Helping them to recognize the symptoms and the triggers is one of the most effective things an employer can do for their workforce. You could invite a mental health expert to your business to give them a talk on what to look for and how to deal with it. There are confidential mental health screenings available and sometimes a questionnaire about their habits and symptoms can be very enlightening for someone that has been trained in these matters. There are also free online screening tools that you could encourage them to use.
The whole point is that a happy workforce will be more productive and produce a better quality of work. The time taken to ensure that none of your employees are suffering from mental health problems because of their job, or that none happen in the future, could save you a lot of time, effort and money ion the long run.
Assist Them With Their Treatments
Most mental health issues are very treatable, but they may need some time to seek the help they need. Letting them leave work for weekly therapy sessions that are during business hours for example, could prevent that employ from being off work long-term while they are treated.
Most employers would not have a qualm in calling for help if an employee becomes physically ill while they are at work, but those same bosses will totally ignore mental health issues. There is still something of a stigma attached to mental health problems, but many of them could have been prevented to start with. To the sufferer, they are just as bad and sometimes worse, than a physical illness and they deserve the same care and attention as someone who is having a heart attack while sitting at their desk.

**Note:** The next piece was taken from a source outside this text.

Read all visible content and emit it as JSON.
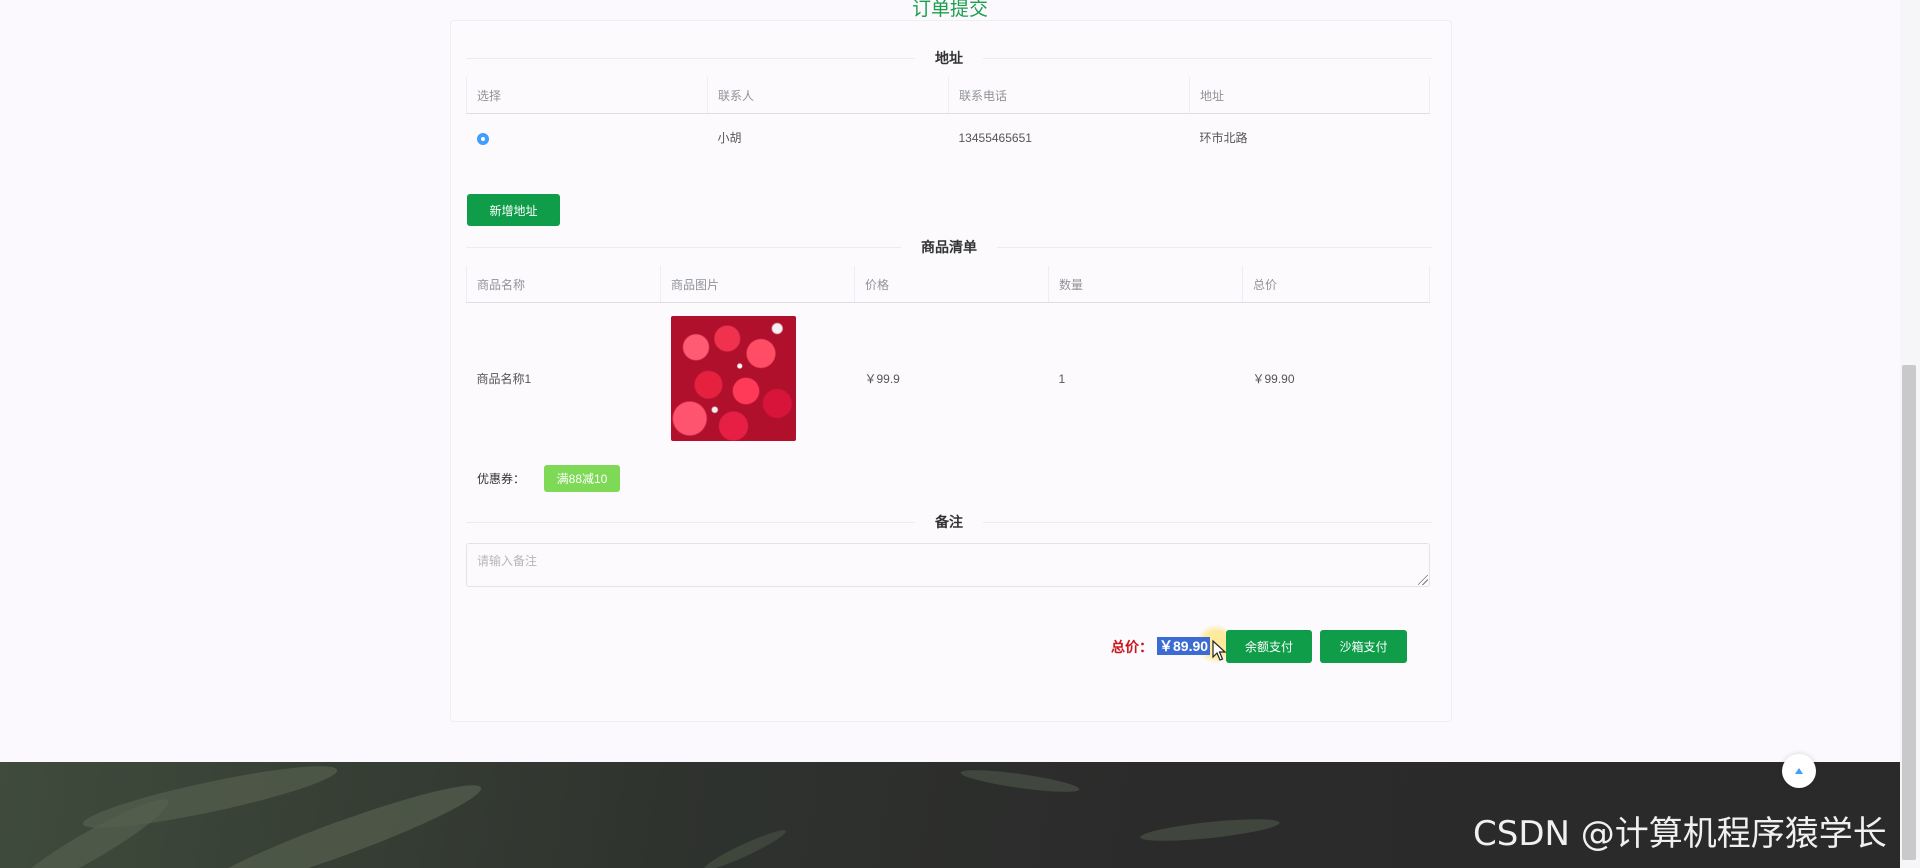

If you any idea that a member of your staff may be becoming depressed or anxious while they are at work, speak with them or get someone else trusted to, and suggest that they seek treatment before it gets even worse.